The task – From the first line to the last, please write out the data exactly.

Excerpts from an interface dataset:

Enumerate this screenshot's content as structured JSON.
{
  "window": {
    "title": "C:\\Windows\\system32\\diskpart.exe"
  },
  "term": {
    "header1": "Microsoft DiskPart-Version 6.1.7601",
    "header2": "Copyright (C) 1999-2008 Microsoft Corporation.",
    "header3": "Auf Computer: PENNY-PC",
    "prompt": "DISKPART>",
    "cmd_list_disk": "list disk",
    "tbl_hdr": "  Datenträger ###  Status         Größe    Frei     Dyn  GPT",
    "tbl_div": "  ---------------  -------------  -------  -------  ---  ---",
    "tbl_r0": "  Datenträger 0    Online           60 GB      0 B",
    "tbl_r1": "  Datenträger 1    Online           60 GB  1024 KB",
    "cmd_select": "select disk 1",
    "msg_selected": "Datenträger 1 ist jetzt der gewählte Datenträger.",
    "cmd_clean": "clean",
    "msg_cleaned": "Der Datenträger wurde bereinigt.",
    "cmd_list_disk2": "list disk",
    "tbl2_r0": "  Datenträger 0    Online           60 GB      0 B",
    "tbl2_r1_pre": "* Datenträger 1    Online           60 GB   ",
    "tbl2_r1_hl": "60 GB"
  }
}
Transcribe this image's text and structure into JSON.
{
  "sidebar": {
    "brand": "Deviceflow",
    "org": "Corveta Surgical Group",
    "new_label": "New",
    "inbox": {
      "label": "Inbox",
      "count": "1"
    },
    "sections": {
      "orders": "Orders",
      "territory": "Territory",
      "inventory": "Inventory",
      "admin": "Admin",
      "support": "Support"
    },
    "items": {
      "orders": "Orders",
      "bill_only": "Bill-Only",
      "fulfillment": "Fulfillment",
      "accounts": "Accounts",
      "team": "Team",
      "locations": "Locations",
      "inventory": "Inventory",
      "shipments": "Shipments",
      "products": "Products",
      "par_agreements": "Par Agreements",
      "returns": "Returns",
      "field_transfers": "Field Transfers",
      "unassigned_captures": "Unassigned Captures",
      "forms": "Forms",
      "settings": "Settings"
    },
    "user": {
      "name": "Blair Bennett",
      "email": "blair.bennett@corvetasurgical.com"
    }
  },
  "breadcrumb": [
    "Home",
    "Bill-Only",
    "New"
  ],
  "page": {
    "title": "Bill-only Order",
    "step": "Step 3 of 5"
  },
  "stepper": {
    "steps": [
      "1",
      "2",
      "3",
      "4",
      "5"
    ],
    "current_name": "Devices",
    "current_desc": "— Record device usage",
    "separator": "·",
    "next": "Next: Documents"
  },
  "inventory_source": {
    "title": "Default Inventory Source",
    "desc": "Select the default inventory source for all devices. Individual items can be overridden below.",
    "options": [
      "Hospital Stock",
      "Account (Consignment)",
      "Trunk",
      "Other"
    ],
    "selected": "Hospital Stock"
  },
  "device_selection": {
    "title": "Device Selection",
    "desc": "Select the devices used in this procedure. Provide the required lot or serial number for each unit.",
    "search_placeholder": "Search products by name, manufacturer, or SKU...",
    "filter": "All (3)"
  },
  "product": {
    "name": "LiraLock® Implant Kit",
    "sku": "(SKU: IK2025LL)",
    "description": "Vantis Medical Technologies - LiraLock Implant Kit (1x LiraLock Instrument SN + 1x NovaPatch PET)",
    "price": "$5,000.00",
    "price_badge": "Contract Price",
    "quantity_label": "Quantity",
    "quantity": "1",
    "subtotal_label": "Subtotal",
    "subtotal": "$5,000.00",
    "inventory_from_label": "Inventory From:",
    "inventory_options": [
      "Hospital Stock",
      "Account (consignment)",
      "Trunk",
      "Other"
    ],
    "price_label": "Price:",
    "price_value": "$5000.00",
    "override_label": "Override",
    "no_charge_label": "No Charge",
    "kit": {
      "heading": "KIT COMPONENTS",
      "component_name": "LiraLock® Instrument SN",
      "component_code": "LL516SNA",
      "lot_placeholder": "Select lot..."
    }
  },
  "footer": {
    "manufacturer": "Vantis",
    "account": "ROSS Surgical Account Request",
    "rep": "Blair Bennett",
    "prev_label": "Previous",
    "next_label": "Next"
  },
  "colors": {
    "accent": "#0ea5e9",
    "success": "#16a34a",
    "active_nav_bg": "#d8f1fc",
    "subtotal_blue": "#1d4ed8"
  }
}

Solution to this exercise –
Enumerate this screenshot's content as structured JSON.
{
  "window": {
    "title": "C:\\Windows\\system32\\diskpart.exe"
  },
  "term": {
    "header1": "Microsoft DiskPart-Version 6.1.7601",
    "header2": "Copyright (C) 1999-2008 Microsoft Corporation.",
    "header3": "Auf Computer: PENNY-PC",
    "prompt": "DISKPART>",
    "cmd_list_disk": "list disk",
    "tbl_hdr": "  Datenträger ###  Status         Größe    Frei     Dyn  GPT",
    "tbl_div": "  ---------------  -------------  -------  -------  ---  ---",
    "tbl_r0": "  Datenträger 0    Online           60 GB      0 B",
    "tbl_r1": "  Datenträger 1    Online           60 GB  1024 KB",
    "cmd_select": "select disk 1",
    "msg_selected": "Datenträger 1 ist jetzt der gewählte Datenträger.",
    "cmd_clean": "clean",
    "msg_cleaned": "Der Datenträger wurde bereinigt.",
    "cmd_list_disk2": "list disk",
    "tbl2_r0": "  Datenträger 0    Online           60 GB      0 B",
    "tbl2_r1_pre": "* Datenträger 1    Online           60 GB   ",
    "tbl2_r1_hl": "60 GB"
  }
}
Transcribe this image's text and structure into JSON.
{
  "sidebar": {
    "brand": "Deviceflow",
    "org": "Corveta Surgical Group",
    "new_label": "New",
    "inbox": {
      "label": "Inbox",
      "count": "1"
    },
    "sections": {
      "orders": "Orders",
      "territory": "Territory",
      "inventory": "Inventory",
      "admin": "Admin",
      "support": "Support"
    },
    "items": {
      "orders": "Orders",
      "bill_only": "Bill-Only",
      "fulfillment": "Fulfillment",
      "accounts": "Accounts",
      "team": "Team",
      "locations": "Locations",
      "inventory": "Inventory",
      "shipments": "Shipments",
      "products": "Products",
      "par_agreements": "Par Agreements",
      "returns": "Returns",
      "field_transfers": "Field Transfers",
      "unassigned_captures": "Unassigned Captures",
      "forms": "Forms",
      "settings": "Settings"
    },
    "user": {
      "name": "Blair Bennett",
      "email": "blair.bennett@corvetasurgical.com"
    }
  },
  "breadcrumb": [
    "Home",
    "Bill-Only",
    "New"
  ],
  "page": {
    "title": "Bill-only Order",
    "step": "Step 3 of 5"
  },
  "stepper": {
    "steps": [
      "1",
      "2",
      "3",
      "4",
      "5"
    ],
    "current_name": "Devices",
    "current_desc": "— Record device usage",
    "separator": "·",
    "next": "Next: Documents"
  },
  "inventory_source": {
    "title": "Default Inventory Source",
    "desc": "Select the default inventory source for all devices. Individual items can be overridden below.",
    "options": [
      "Hospital Stock",
      "Account (Consignment)",
      "Trunk",
      "Other"
    ],
    "selected": "Hospital Stock"
  },
  "device_selection": {
    "title": "Device Selection",
    "desc": "Select the devices used in this procedure. Provide the required lot or serial number for each unit.",
    "search_placeholder": "Search products by name, manufacturer, or SKU...",
    "filter": "All (3)"
  },
  "product": {
    "name": "LiraLock® Implant Kit",
    "sku": "(SKU: IK2025LL)",
    "description": "Vantis Medical Technologies - LiraLock Implant Kit (1x LiraLock Instrument SN + 1x NovaPatch PET)",
    "price": "$5,000.00",
    "price_badge": "Contract Price",
    "quantity_label": "Quantity",
    "quantity": "1",
    "subtotal_label": "Subtotal",
    "subtotal": "$5,000.00",
    "inventory_from_label": "Inventory From:",
    "inventory_options": [
      "Hospital Stock",
      "Account (consignment)",
      "Trunk",
      "Other"
    ],
    "price_label": "Price:",
    "price_value": "$5000.00",
    "override_label": "Override",
    "no_charge_label": "No Charge",
    "kit": {
      "heading": "KIT COMPONENTS",
      "component_name": "LiraLock® Instrument SN",
      "component_code": "LL516SNA",
      "lot_placeholder": "Select lot..."
    }
  },
  "footer": {
    "manufacturer": "Vantis",
    "account": "ROSS Surgical Account Request",
    "rep": "Blair Bennett",
    "prev_label": "Previous",
    "next_label": "Next"
  },
  "colors": {
    "accent": "#0ea5e9",
    "success": "#16a34a",
    "active_nav_bg": "#d8f1fc",
    "subtotal_blue": "#1d4ed8"
  }
}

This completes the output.